─── Information provided
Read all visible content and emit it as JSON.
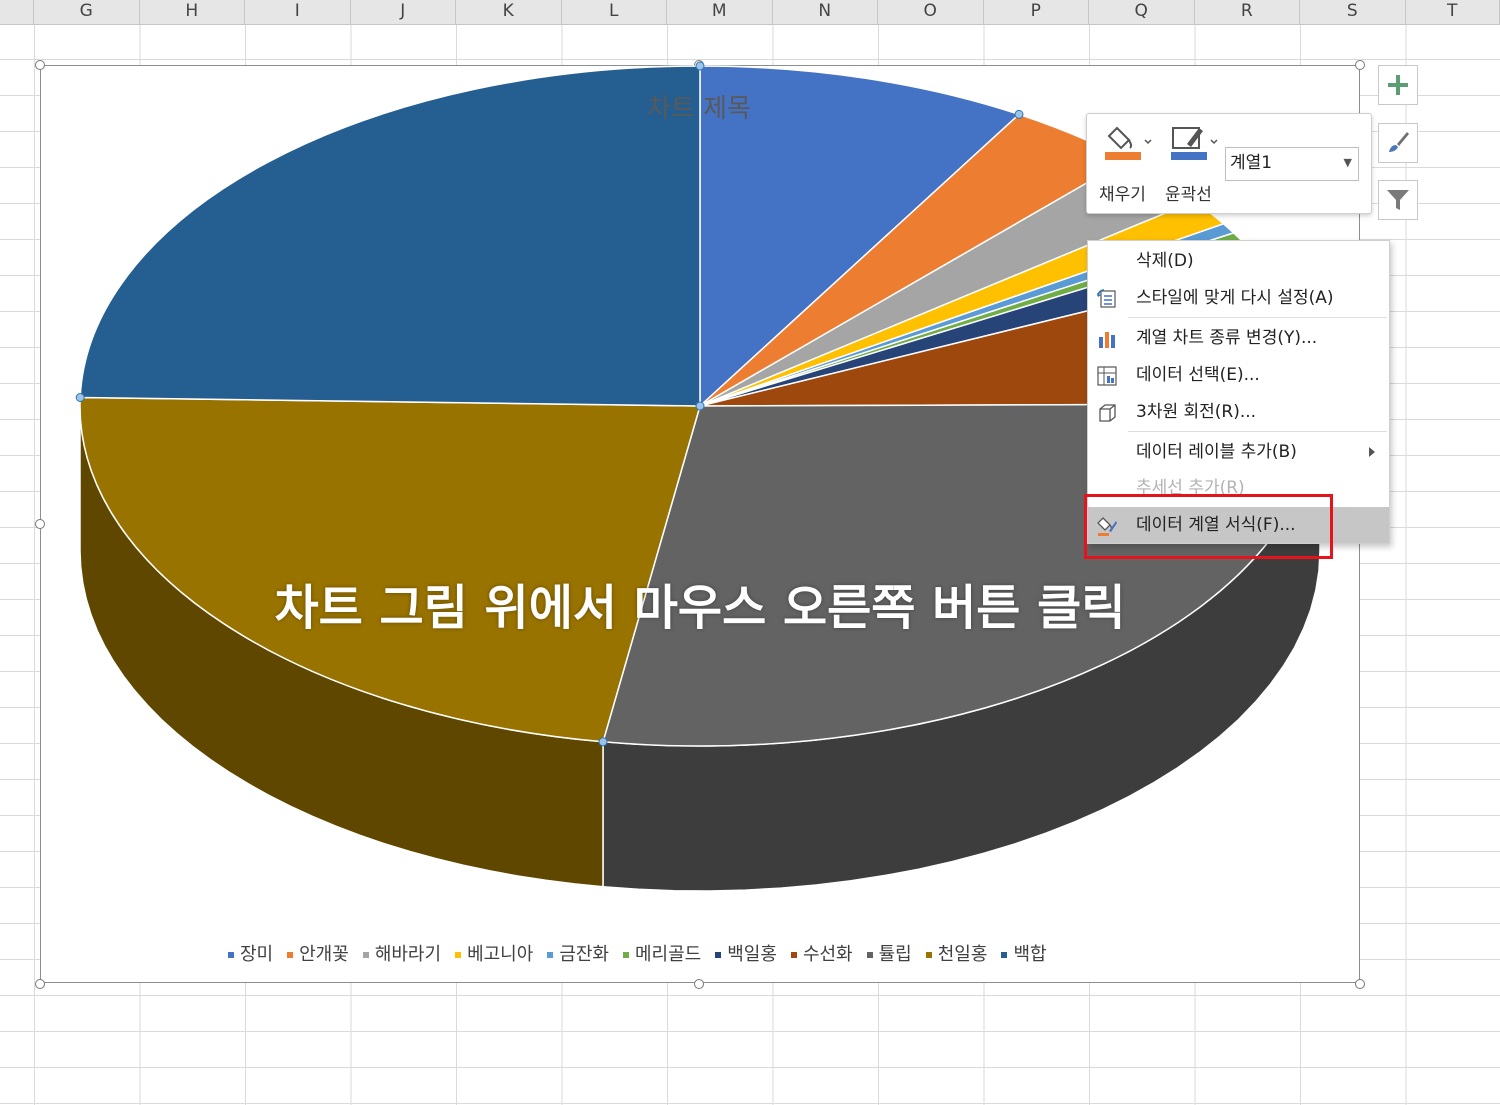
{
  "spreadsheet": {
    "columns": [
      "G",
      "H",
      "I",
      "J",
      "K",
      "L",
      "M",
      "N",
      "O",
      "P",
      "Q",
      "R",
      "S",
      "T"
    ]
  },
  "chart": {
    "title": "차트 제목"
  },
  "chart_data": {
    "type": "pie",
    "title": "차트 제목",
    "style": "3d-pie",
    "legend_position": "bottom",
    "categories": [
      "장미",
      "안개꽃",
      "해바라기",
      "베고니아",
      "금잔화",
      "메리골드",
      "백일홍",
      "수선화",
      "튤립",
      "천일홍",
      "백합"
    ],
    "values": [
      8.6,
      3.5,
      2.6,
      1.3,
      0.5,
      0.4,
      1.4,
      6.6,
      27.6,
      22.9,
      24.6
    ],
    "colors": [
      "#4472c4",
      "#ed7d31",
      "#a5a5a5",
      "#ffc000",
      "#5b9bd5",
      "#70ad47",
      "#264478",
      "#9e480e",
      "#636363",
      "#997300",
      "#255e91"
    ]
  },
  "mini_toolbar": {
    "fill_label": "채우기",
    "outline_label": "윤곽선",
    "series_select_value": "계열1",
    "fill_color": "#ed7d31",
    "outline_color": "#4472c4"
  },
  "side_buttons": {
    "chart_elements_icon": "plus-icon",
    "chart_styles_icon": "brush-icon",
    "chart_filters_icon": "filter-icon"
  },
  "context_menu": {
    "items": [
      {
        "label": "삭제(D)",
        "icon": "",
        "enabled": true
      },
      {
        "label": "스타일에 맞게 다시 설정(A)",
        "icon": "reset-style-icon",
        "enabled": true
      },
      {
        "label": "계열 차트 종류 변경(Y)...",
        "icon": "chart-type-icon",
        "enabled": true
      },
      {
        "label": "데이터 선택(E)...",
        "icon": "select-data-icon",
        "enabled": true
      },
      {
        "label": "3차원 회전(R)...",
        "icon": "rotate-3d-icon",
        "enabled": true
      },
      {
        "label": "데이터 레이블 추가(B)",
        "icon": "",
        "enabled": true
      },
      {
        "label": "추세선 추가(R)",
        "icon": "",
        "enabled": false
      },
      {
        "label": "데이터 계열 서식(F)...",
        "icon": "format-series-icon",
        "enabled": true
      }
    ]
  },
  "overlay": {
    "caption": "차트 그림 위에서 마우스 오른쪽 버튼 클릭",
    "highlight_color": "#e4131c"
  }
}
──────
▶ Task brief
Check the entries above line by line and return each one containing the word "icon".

▶ Solved problem
    "chart_elements_icon": "plus-icon",
    "chart_styles_icon": "brush-icon",
    "chart_filters_icon": "filter-icon"
        "icon": "",
        "icon": "reset-style-icon",
        "icon": "chart-type-icon",
        "icon": "select-data-icon",
        "icon": "rotate-3d-icon",
        "icon": "",
        "icon": "",
        "icon": "format-series-icon",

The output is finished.